What you have to do
Lines in which "icon" appears should be pulled from the data below.

━━ Data records ━━

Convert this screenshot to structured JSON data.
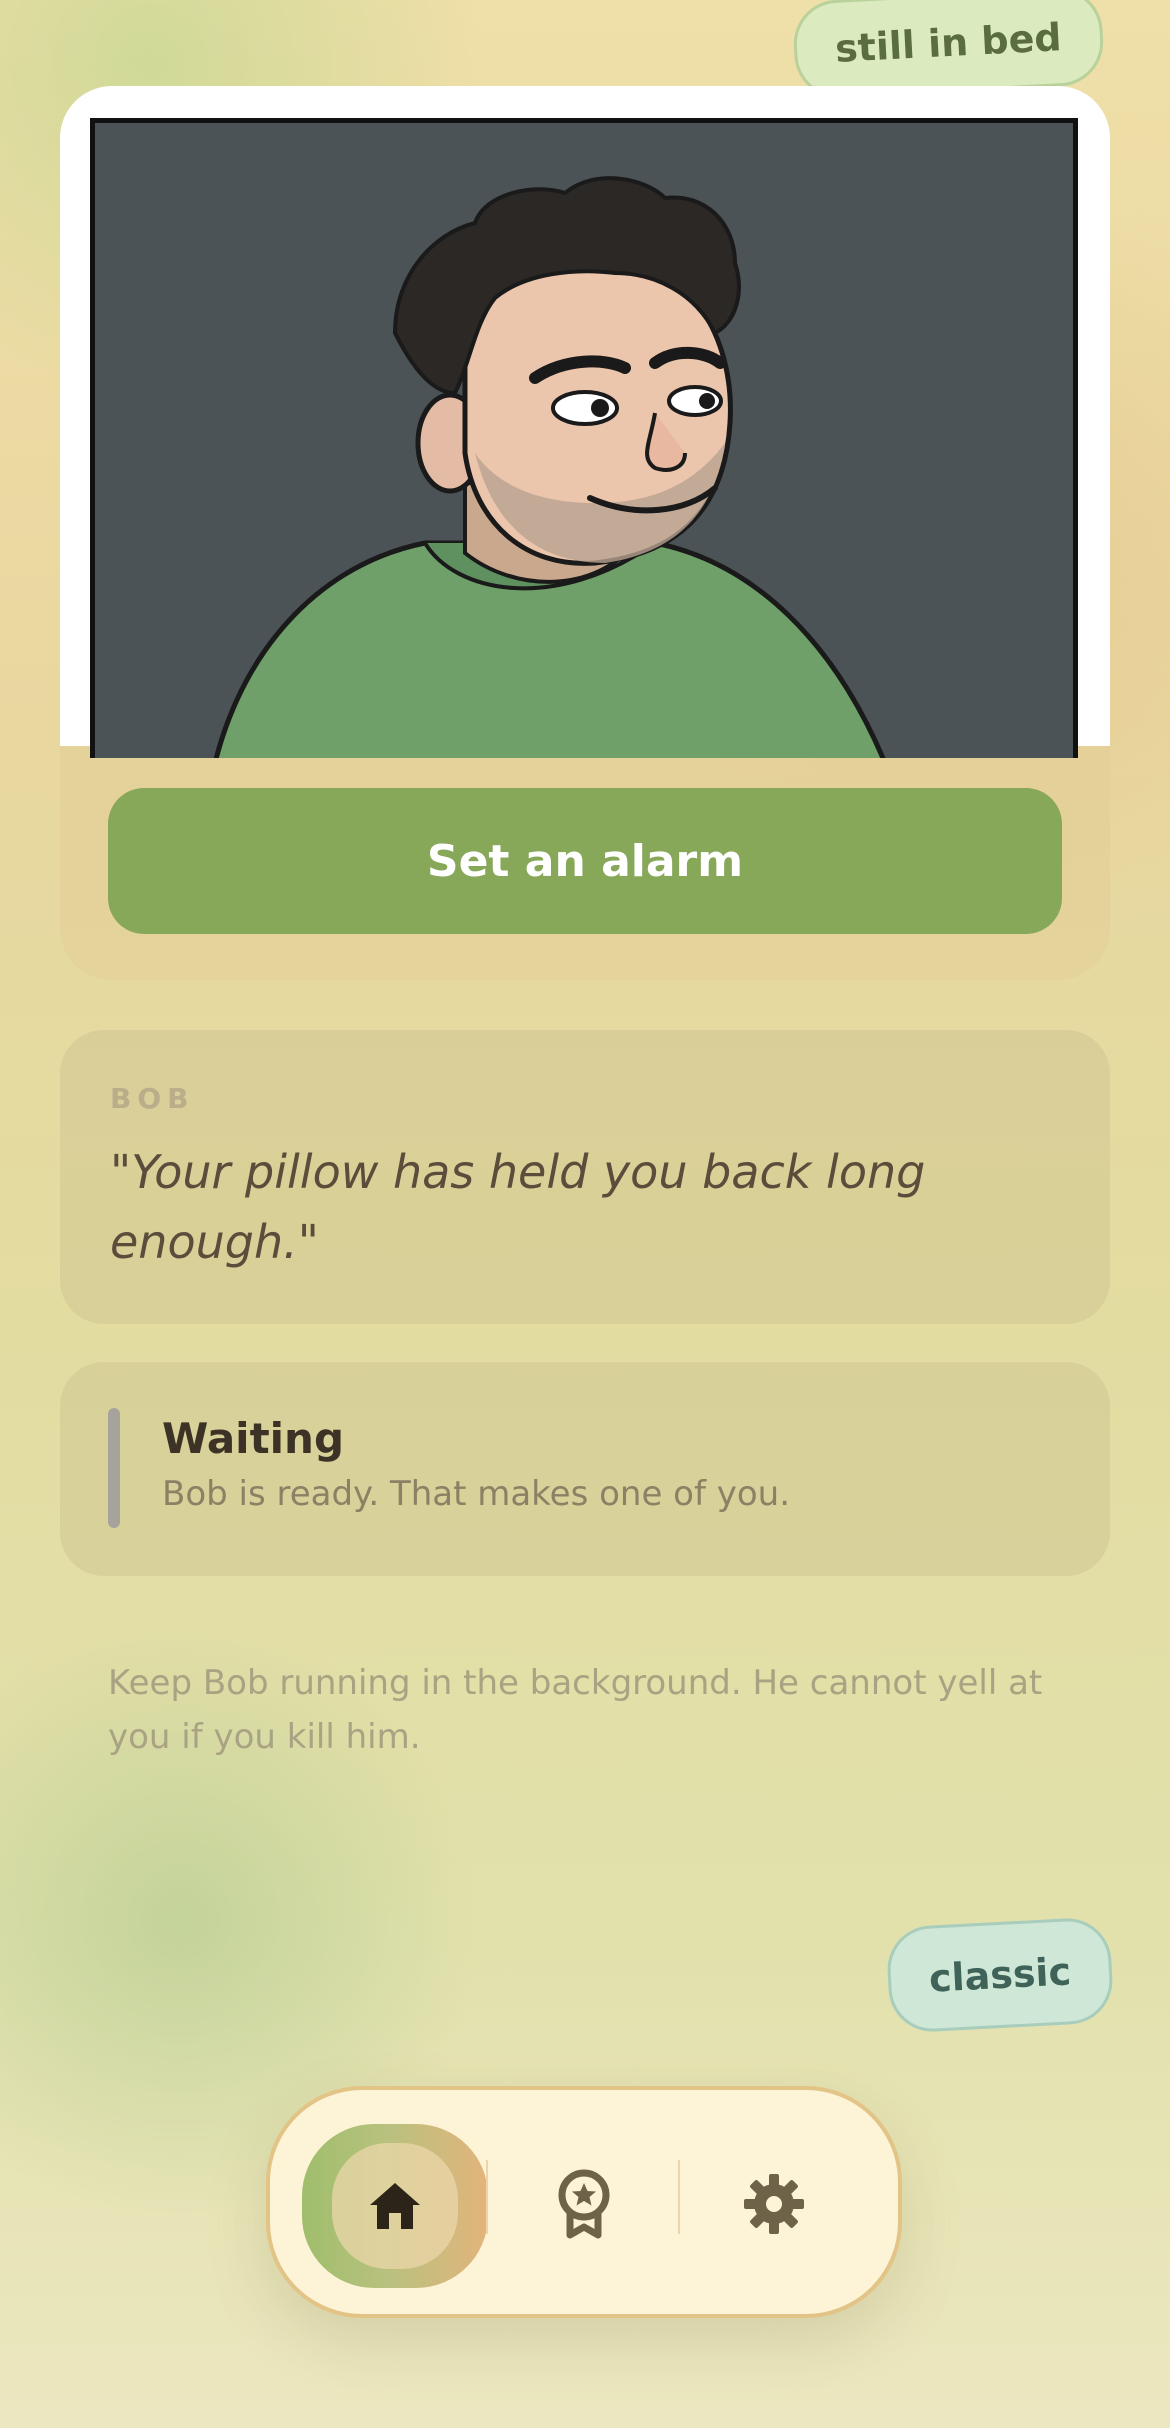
{
  "tags": {
    "top": "still in bed",
    "bottom": "classic"
  },
  "hero": {
    "button_label": "Set an alarm"
  },
  "quote": {
    "speaker": "BOB",
    "text": "\"Your pillow has held you back long enough.\""
  },
  "status": {
    "title": "Waiting",
    "subtitle": "Bob is ready. That makes one of you."
  },
  "hint": "Keep Bob running in the background. He cannot yell at you if you kill him.",
  "nav": {
    "items": [
      {
        "icon": "home-icon",
        "active": true
      },
      {
        "icon": "award-icon",
        "active": false
      },
      {
        "icon": "gear-icon",
        "active": false
      }
    ]
  },
  "colors": {
    "accent_green": "#87a759",
    "card_bg": "#4c5356",
    "shirt_green": "#6fa06a"
  }
}
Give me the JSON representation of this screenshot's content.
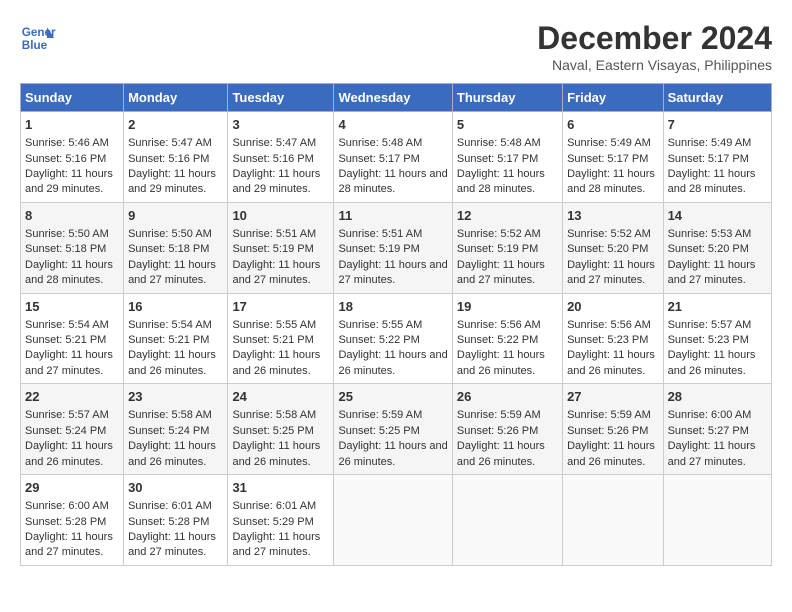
{
  "header": {
    "logo_line1": "General",
    "logo_line2": "Blue",
    "title": "December 2024",
    "subtitle": "Naval, Eastern Visayas, Philippines"
  },
  "columns": [
    "Sunday",
    "Monday",
    "Tuesday",
    "Wednesday",
    "Thursday",
    "Friday",
    "Saturday"
  ],
  "weeks": [
    [
      {
        "day": "1",
        "sunrise": "Sunrise: 5:46 AM",
        "sunset": "Sunset: 5:16 PM",
        "daylight": "Daylight: 11 hours and 29 minutes."
      },
      {
        "day": "2",
        "sunrise": "Sunrise: 5:47 AM",
        "sunset": "Sunset: 5:16 PM",
        "daylight": "Daylight: 11 hours and 29 minutes."
      },
      {
        "day": "3",
        "sunrise": "Sunrise: 5:47 AM",
        "sunset": "Sunset: 5:16 PM",
        "daylight": "Daylight: 11 hours and 29 minutes."
      },
      {
        "day": "4",
        "sunrise": "Sunrise: 5:48 AM",
        "sunset": "Sunset: 5:17 PM",
        "daylight": "Daylight: 11 hours and 28 minutes."
      },
      {
        "day": "5",
        "sunrise": "Sunrise: 5:48 AM",
        "sunset": "Sunset: 5:17 PM",
        "daylight": "Daylight: 11 hours and 28 minutes."
      },
      {
        "day": "6",
        "sunrise": "Sunrise: 5:49 AM",
        "sunset": "Sunset: 5:17 PM",
        "daylight": "Daylight: 11 hours and 28 minutes."
      },
      {
        "day": "7",
        "sunrise": "Sunrise: 5:49 AM",
        "sunset": "Sunset: 5:17 PM",
        "daylight": "Daylight: 11 hours and 28 minutes."
      }
    ],
    [
      {
        "day": "8",
        "sunrise": "Sunrise: 5:50 AM",
        "sunset": "Sunset: 5:18 PM",
        "daylight": "Daylight: 11 hours and 28 minutes."
      },
      {
        "day": "9",
        "sunrise": "Sunrise: 5:50 AM",
        "sunset": "Sunset: 5:18 PM",
        "daylight": "Daylight: 11 hours and 27 minutes."
      },
      {
        "day": "10",
        "sunrise": "Sunrise: 5:51 AM",
        "sunset": "Sunset: 5:19 PM",
        "daylight": "Daylight: 11 hours and 27 minutes."
      },
      {
        "day": "11",
        "sunrise": "Sunrise: 5:51 AM",
        "sunset": "Sunset: 5:19 PM",
        "daylight": "Daylight: 11 hours and 27 minutes."
      },
      {
        "day": "12",
        "sunrise": "Sunrise: 5:52 AM",
        "sunset": "Sunset: 5:19 PM",
        "daylight": "Daylight: 11 hours and 27 minutes."
      },
      {
        "day": "13",
        "sunrise": "Sunrise: 5:52 AM",
        "sunset": "Sunset: 5:20 PM",
        "daylight": "Daylight: 11 hours and 27 minutes."
      },
      {
        "day": "14",
        "sunrise": "Sunrise: 5:53 AM",
        "sunset": "Sunset: 5:20 PM",
        "daylight": "Daylight: 11 hours and 27 minutes."
      }
    ],
    [
      {
        "day": "15",
        "sunrise": "Sunrise: 5:54 AM",
        "sunset": "Sunset: 5:21 PM",
        "daylight": "Daylight: 11 hours and 27 minutes."
      },
      {
        "day": "16",
        "sunrise": "Sunrise: 5:54 AM",
        "sunset": "Sunset: 5:21 PM",
        "daylight": "Daylight: 11 hours and 26 minutes."
      },
      {
        "day": "17",
        "sunrise": "Sunrise: 5:55 AM",
        "sunset": "Sunset: 5:21 PM",
        "daylight": "Daylight: 11 hours and 26 minutes."
      },
      {
        "day": "18",
        "sunrise": "Sunrise: 5:55 AM",
        "sunset": "Sunset: 5:22 PM",
        "daylight": "Daylight: 11 hours and 26 minutes."
      },
      {
        "day": "19",
        "sunrise": "Sunrise: 5:56 AM",
        "sunset": "Sunset: 5:22 PM",
        "daylight": "Daylight: 11 hours and 26 minutes."
      },
      {
        "day": "20",
        "sunrise": "Sunrise: 5:56 AM",
        "sunset": "Sunset: 5:23 PM",
        "daylight": "Daylight: 11 hours and 26 minutes."
      },
      {
        "day": "21",
        "sunrise": "Sunrise: 5:57 AM",
        "sunset": "Sunset: 5:23 PM",
        "daylight": "Daylight: 11 hours and 26 minutes."
      }
    ],
    [
      {
        "day": "22",
        "sunrise": "Sunrise: 5:57 AM",
        "sunset": "Sunset: 5:24 PM",
        "daylight": "Daylight: 11 hours and 26 minutes."
      },
      {
        "day": "23",
        "sunrise": "Sunrise: 5:58 AM",
        "sunset": "Sunset: 5:24 PM",
        "daylight": "Daylight: 11 hours and 26 minutes."
      },
      {
        "day": "24",
        "sunrise": "Sunrise: 5:58 AM",
        "sunset": "Sunset: 5:25 PM",
        "daylight": "Daylight: 11 hours and 26 minutes."
      },
      {
        "day": "25",
        "sunrise": "Sunrise: 5:59 AM",
        "sunset": "Sunset: 5:25 PM",
        "daylight": "Daylight: 11 hours and 26 minutes."
      },
      {
        "day": "26",
        "sunrise": "Sunrise: 5:59 AM",
        "sunset": "Sunset: 5:26 PM",
        "daylight": "Daylight: 11 hours and 26 minutes."
      },
      {
        "day": "27",
        "sunrise": "Sunrise: 5:59 AM",
        "sunset": "Sunset: 5:26 PM",
        "daylight": "Daylight: 11 hours and 26 minutes."
      },
      {
        "day": "28",
        "sunrise": "Sunrise: 6:00 AM",
        "sunset": "Sunset: 5:27 PM",
        "daylight": "Daylight: 11 hours and 27 minutes."
      }
    ],
    [
      {
        "day": "29",
        "sunrise": "Sunrise: 6:00 AM",
        "sunset": "Sunset: 5:28 PM",
        "daylight": "Daylight: 11 hours and 27 minutes."
      },
      {
        "day": "30",
        "sunrise": "Sunrise: 6:01 AM",
        "sunset": "Sunset: 5:28 PM",
        "daylight": "Daylight: 11 hours and 27 minutes."
      },
      {
        "day": "31",
        "sunrise": "Sunrise: 6:01 AM",
        "sunset": "Sunset: 5:29 PM",
        "daylight": "Daylight: 11 hours and 27 minutes."
      },
      null,
      null,
      null,
      null
    ]
  ]
}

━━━

Task solution
        "icon": "home-icon",
        "icon": "award-icon",
        "icon": "gear-icon",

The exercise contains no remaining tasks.